2) While Abrams is often lauded for creating interesting female characters, his work is always about the relationship between two men. The role of women, though more prominent than in perhaps other sci-fi narratives, leaves much to be desired, relegating fans to interpreting the narrative in ways that bolster the women’s images. (Aside: I commented here on how fans of Alias tried to reclaim the narrative power of the series from the predetermined romantic arc with Vaughn through fan fiction.) The main struggles are between Noel and Ben, Jack and Sloane, Jack and Locke, or Walter and Bell. The only thing Lost did was mix it up a bit because sometimes in the middle of the series, it made itself about Jack and Sawyer. The women are almost entirely reduced to their romantic attachments, and ultimately their roles as mothers. I actually sort of screamed at my television when Jacob told Kate she was crossed off the wall because she became a mother! She can’t take a job saving the world because she had a kid? Seriously!? And why is it that Juliet is the mother of Jack’s kid in alternate land? Is that because she was the only main female character NOT to have one (as a result of her being unable to have kids, if I remember correctly)? It’s amazing to me how much of a six year narrative on an island where women apparently can’t give birth revolves around ways for them to get around it so that they can have children and ultimately become mothers.

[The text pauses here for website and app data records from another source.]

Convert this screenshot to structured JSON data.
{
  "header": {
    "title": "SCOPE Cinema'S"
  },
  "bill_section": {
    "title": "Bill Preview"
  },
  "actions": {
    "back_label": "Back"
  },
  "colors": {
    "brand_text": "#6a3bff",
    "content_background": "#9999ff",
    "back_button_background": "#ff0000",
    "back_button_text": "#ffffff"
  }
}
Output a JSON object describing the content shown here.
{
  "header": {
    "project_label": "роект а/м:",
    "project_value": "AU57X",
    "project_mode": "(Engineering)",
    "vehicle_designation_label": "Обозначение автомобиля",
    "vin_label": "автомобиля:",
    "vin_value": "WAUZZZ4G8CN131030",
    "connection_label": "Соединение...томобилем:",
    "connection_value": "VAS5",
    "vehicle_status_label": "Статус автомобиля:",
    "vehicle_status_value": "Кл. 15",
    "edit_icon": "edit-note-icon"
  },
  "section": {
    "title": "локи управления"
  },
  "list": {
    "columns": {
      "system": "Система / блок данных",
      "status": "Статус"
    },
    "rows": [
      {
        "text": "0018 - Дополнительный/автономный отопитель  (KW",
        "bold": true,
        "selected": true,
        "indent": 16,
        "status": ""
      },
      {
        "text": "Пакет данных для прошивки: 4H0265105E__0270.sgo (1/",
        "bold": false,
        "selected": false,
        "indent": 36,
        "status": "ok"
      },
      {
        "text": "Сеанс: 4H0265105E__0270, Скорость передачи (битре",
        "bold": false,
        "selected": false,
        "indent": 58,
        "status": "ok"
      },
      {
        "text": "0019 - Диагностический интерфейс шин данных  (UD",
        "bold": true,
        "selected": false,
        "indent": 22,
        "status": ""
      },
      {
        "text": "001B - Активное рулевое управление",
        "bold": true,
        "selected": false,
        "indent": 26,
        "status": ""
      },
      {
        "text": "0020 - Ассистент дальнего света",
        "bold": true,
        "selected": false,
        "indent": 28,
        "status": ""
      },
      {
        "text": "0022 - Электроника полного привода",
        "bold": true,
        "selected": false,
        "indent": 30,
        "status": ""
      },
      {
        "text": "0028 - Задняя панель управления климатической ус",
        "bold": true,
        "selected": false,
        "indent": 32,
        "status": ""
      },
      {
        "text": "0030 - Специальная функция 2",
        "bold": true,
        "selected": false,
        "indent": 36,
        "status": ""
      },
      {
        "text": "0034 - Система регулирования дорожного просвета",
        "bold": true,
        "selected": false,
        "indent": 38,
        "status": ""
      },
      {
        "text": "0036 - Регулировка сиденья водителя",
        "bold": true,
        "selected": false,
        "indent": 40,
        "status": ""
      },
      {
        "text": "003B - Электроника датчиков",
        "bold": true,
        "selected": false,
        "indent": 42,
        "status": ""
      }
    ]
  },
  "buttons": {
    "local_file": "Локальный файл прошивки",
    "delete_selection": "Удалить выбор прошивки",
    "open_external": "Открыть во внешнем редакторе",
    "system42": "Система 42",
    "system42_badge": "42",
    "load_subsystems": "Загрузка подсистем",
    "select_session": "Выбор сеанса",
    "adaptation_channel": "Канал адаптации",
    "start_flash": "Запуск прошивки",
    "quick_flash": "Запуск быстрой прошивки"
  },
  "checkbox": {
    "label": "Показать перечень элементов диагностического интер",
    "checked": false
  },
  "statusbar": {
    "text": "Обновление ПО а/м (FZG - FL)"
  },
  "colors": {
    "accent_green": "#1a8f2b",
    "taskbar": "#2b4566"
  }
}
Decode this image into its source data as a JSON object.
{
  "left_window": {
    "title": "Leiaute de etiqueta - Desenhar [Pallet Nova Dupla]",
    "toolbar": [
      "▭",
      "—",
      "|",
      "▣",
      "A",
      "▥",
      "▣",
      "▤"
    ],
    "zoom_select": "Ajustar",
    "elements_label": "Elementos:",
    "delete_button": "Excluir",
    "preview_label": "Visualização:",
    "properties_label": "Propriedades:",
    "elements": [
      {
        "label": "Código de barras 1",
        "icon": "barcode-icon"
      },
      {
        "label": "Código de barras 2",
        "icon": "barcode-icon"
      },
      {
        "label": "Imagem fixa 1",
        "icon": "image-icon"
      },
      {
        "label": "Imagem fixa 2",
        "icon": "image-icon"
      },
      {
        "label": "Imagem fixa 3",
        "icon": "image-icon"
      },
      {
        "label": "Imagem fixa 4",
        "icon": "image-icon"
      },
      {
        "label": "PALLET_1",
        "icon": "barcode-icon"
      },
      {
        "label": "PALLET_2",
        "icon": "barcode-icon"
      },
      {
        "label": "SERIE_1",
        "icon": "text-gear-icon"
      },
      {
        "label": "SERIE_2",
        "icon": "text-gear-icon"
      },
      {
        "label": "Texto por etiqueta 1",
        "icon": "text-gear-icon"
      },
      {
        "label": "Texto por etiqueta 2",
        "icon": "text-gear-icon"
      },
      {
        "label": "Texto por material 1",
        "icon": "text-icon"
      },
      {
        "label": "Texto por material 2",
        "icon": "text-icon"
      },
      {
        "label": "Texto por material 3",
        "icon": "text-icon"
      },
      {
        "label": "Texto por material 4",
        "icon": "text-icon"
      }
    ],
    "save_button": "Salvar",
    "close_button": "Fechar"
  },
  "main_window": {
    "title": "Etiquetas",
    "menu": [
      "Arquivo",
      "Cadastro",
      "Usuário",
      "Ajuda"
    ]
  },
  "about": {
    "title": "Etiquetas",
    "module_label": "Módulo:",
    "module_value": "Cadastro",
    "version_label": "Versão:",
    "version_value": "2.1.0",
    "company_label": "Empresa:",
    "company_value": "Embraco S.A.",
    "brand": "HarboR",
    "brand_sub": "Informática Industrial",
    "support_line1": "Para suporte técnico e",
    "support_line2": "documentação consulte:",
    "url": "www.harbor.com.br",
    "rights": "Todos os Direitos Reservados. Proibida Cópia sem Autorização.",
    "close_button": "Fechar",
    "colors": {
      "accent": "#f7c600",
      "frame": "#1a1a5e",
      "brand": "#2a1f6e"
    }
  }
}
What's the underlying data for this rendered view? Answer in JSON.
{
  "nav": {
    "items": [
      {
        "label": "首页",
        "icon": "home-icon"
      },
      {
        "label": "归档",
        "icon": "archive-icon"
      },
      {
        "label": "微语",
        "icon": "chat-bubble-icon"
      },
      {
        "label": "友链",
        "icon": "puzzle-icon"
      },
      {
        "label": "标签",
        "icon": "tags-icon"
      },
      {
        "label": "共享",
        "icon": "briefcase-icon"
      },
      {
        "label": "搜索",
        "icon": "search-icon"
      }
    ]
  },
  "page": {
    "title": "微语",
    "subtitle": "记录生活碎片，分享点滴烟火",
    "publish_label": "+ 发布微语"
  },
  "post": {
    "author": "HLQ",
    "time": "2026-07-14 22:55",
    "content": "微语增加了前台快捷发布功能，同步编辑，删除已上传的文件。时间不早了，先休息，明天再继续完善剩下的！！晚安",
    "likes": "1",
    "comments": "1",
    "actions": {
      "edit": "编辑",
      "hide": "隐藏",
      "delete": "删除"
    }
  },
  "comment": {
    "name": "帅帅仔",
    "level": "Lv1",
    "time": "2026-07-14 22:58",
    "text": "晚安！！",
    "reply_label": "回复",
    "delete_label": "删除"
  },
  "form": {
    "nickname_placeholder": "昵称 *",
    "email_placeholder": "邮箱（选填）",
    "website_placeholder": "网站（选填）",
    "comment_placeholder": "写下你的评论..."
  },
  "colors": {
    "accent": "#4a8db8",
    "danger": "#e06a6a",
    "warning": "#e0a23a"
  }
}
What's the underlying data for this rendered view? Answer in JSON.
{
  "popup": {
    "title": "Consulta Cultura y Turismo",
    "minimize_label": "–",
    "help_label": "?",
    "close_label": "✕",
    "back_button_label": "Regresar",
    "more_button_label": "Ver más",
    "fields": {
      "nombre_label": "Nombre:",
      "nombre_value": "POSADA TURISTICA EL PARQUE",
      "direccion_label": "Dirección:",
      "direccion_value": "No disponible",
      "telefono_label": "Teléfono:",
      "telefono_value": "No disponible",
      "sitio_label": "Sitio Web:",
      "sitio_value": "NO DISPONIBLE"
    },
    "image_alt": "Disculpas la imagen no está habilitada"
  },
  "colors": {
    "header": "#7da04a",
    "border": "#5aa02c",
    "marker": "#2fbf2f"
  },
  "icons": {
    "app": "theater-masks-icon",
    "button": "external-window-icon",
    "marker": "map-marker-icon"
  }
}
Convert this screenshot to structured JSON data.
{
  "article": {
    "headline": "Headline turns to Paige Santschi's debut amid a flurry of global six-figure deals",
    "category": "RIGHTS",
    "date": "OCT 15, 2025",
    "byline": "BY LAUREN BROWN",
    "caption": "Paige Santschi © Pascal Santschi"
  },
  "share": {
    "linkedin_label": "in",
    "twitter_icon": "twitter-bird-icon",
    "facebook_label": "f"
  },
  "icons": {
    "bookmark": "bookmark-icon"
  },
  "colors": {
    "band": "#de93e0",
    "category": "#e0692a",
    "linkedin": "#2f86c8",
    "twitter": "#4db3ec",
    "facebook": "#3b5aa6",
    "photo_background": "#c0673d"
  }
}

The only one who doesn't fall into this trap is Rose, and that's because she fulfills the wise old woman/sage role, and is clearly past the age of childbearing.

So, farewell Lost. I enjoyed you immensely. I fell in love with your characters and appreciated the ride.


  1. I really enjoyed the narrative conclusion of lost but hated the plot conclusion. Up until season 6 I loved the balance of science and characters, but it feels like all of the physics got thrown out in the last season and everything is magic now.

    They created a parallel universe with a paradox with the hydrogen bomb, but that universe winds up just being a purgatory that they can "leave" at will? Makes no sense in the context of the established physics.

    That said, the narrative work was amazing and I felt like that was the best way to say goodbye to these characters.

  2. Just an FYI - Abrams hasn't been involved in the show since the first few eps of season 1. While there are certainly continuities between the shows that have his name on them, he's really not an authorial force beyond the first season.

  3. @withak - agreed, but a lot of sci-fi series have the same problem, so I guess that didn't bother me all that much.

  4. @Jason - That may be true – but Abrams still gets writing credits for 114 episodes of the series and is still the primary executive producer. It’s also no accident that Jack Bender (who also directed on Alias and Felicity) has the most number of directorial credits, or that Adam Horowitz and Edward Kitsis (who also wrote on Felicity) have a significant number of writing credits. Plus, even if Abrams wasn’t around much, Damon Lindelof was, and his vision with Abrams aligns (especially given their work on Star Trek). I guess if you want to dig deeper, perhaps Jeffrey Lieber’s involvement in Miami Medical split his attention to this season. Long version I guess to say, though I say "Abrams" and it sounds like just him, a creator comes with creative followers, who tend to produce similar kinds of narratives.